• _App and web page records_

+++

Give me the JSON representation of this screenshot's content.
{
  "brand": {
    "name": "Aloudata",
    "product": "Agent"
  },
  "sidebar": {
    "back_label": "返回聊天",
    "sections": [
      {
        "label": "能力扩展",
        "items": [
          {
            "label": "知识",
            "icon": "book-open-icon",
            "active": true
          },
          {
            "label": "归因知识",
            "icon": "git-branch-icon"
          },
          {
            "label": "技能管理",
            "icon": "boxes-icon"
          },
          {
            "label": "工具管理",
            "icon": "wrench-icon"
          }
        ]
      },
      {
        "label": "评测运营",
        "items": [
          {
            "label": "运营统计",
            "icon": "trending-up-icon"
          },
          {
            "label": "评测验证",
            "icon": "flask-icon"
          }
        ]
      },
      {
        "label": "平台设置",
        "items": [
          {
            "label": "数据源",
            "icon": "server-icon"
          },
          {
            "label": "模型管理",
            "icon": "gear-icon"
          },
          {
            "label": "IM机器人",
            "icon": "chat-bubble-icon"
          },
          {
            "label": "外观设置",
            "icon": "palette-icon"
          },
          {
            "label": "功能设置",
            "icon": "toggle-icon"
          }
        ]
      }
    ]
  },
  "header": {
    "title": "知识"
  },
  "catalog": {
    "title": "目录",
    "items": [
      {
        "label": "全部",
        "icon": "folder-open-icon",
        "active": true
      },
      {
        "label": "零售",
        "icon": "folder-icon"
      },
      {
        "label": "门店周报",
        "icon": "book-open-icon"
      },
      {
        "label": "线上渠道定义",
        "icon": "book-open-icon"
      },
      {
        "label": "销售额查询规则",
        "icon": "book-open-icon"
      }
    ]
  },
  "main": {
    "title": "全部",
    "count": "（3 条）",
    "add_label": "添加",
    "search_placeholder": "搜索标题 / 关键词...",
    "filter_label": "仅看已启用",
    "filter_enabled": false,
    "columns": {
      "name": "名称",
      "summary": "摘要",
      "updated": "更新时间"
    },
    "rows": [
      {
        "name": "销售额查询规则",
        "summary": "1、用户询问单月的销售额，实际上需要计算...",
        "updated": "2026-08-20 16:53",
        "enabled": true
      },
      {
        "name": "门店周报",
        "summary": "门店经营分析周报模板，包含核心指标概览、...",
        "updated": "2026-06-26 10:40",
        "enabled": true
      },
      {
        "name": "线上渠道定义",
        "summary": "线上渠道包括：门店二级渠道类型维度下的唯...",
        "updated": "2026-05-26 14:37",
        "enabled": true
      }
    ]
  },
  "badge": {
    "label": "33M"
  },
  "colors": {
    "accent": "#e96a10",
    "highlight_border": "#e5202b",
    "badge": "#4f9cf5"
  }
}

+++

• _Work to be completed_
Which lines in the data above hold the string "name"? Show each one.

• _Response to the exercise_
    "name": "Aloudata",
      "name": "名称",
        "name": "销售额查询规则",
        "name": "门店周报",
        "name": "线上渠道定义",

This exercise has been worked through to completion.